* _EXERCISE_:
Your response should contain every record below, copied exactly.

* _Items from an interface collection_:
• • •

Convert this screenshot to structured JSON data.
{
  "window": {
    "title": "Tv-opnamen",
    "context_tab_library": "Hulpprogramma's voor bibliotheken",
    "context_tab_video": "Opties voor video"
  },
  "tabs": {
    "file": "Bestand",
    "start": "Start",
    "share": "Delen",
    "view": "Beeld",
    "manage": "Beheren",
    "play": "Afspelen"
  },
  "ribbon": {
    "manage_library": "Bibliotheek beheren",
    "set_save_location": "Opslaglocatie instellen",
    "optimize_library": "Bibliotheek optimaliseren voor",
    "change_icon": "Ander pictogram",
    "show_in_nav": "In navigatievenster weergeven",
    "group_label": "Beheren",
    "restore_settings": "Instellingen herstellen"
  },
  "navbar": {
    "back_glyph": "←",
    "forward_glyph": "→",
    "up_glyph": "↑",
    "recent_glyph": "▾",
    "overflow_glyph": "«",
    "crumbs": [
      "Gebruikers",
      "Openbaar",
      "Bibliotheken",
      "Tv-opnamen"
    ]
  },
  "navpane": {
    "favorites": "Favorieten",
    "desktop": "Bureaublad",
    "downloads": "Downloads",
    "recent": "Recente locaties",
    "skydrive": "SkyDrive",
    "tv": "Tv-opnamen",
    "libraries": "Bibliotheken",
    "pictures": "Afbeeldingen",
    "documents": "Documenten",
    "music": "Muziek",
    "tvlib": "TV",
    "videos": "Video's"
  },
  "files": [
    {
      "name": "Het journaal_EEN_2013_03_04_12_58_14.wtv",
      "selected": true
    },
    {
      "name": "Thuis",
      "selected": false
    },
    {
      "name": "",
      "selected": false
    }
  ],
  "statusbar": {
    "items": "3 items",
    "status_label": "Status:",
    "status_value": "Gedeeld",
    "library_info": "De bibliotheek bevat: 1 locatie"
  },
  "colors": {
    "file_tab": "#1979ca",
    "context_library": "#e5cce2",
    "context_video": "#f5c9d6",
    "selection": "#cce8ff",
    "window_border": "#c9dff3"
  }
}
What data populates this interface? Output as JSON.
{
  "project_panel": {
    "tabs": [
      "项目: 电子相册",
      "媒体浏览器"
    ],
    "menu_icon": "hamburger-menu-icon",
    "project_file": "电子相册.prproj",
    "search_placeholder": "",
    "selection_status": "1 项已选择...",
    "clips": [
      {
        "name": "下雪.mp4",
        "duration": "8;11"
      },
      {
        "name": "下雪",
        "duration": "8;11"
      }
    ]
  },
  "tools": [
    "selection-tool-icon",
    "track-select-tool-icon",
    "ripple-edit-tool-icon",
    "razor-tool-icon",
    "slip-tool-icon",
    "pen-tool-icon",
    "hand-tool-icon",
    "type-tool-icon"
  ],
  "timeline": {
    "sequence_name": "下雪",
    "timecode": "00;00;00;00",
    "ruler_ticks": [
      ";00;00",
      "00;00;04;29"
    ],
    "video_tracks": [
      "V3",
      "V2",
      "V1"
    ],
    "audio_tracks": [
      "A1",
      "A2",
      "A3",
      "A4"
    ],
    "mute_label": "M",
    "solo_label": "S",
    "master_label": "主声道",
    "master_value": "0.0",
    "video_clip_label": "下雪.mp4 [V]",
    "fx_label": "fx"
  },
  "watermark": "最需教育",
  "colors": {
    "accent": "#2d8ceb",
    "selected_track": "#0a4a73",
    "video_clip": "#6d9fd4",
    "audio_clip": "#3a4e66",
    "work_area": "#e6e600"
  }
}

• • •

* _OUTPUT FOR THIS TASK_:
Convert this screenshot to structured JSON data.
{
  "window": {
    "title": "Tv-opnamen",
    "context_tab_library": "Hulpprogramma's voor bibliotheken",
    "context_tab_video": "Opties voor video"
  },
  "tabs": {
    "file": "Bestand",
    "start": "Start",
    "share": "Delen",
    "view": "Beeld",
    "manage": "Beheren",
    "play": "Afspelen"
  },
  "ribbon": {
    "manage_library": "Bibliotheek beheren",
    "set_save_location": "Opslaglocatie instellen",
    "optimize_library": "Bibliotheek optimaliseren voor",
    "change_icon": "Ander pictogram",
    "show_in_nav": "In navigatievenster weergeven",
    "group_label": "Beheren",
    "restore_settings": "Instellingen herstellen"
  },
  "navbar": {
    "back_glyph": "←",
    "forward_glyph": "→",
    "up_glyph": "↑",
    "recent_glyph": "▾",
    "overflow_glyph": "«",
    "crumbs": [
      "Gebruikers",
      "Openbaar",
      "Bibliotheken",
      "Tv-opnamen"
    ]
  },
  "navpane": {
    "favorites": "Favorieten",
    "desktop": "Bureaublad",
    "downloads": "Downloads",
    "recent": "Recente locaties",
    "skydrive": "SkyDrive",
    "tv": "Tv-opnamen",
    "libraries": "Bibliotheken",
    "pictures": "Afbeeldingen",
    "documents": "Documenten",
    "music": "Muziek",
    "tvlib": "TV",
    "videos": "Video's"
  },
  "files": [
    {
      "name": "Het journaal_EEN_2013_03_04_12_58_14.wtv",
      "selected": true
    },
    {
      "name": "Thuis",
      "selected": false
    },
    {
      "name": "",
      "selected": false
    }
  ],
  "statusbar": {
    "items": "3 items",
    "status_label": "Status:",
    "status_value": "Gedeeld",
    "library_info": "De bibliotheek bevat: 1 locatie"
  },
  "colors": {
    "file_tab": "#1979ca",
    "context_library": "#e5cce2",
    "context_video": "#f5c9d6",
    "selection": "#cce8ff",
    "window_border": "#c9dff3"
  }
}
What data populates this interface? Output as JSON.
{
  "project_panel": {
    "tabs": [
      "项目: 电子相册",
      "媒体浏览器"
    ],
    "menu_icon": "hamburger-menu-icon",
    "project_file": "电子相册.prproj",
    "search_placeholder": "",
    "selection_status": "1 项已选择...",
    "clips": [
      {
        "name": "下雪.mp4",
        "duration": "8;11"
      },
      {
        "name": "下雪",
        "duration": "8;11"
      }
    ]
  },
  "tools": [
    "selection-tool-icon",
    "track-select-tool-icon",
    "ripple-edit-tool-icon",
    "razor-tool-icon",
    "slip-tool-icon",
    "pen-tool-icon",
    "hand-tool-icon",
    "type-tool-icon"
  ],
  "timeline": {
    "sequence_name": "下雪",
    "timecode": "00;00;00;00",
    "ruler_ticks": [
      ";00;00",
      "00;00;04;29"
    ],
    "video_tracks": [
      "V3",
      "V2",
      "V1"
    ],
    "audio_tracks": [
      "A1",
      "A2",
      "A3",
      "A4"
    ],
    "mute_label": "M",
    "solo_label": "S",
    "master_label": "主声道",
    "master_value": "0.0",
    "video_clip_label": "下雪.mp4 [V]",
    "fx_label": "fx"
  },
  "watermark": "最需教育",
  "colors": {
    "accent": "#2d8ceb",
    "selected_track": "#0a4a73",
    "video_clip": "#6d9fd4",
    "audio_clip": "#3a4e66",
    "work_area": "#e6e600"
  }
}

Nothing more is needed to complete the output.